-- Exercise prompt --
From the material below, pull each line containing the string "icon".
---
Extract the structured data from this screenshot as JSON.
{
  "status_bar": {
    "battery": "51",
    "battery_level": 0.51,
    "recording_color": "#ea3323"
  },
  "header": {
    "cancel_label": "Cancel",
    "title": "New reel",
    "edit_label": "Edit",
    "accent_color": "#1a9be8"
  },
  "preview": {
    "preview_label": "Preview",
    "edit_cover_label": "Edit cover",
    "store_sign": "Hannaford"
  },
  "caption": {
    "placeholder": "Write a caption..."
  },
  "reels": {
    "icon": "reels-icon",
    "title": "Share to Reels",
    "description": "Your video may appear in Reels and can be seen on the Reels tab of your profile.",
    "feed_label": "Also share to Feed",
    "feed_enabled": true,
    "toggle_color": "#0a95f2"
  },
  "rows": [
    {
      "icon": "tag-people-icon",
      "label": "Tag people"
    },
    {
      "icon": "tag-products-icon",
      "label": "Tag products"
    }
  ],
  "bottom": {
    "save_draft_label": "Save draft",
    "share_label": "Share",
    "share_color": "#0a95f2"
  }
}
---
-- Task response --
    "icon": "reels-icon",
      "icon": "tag-people-icon",
      "icon": "tag-products-icon",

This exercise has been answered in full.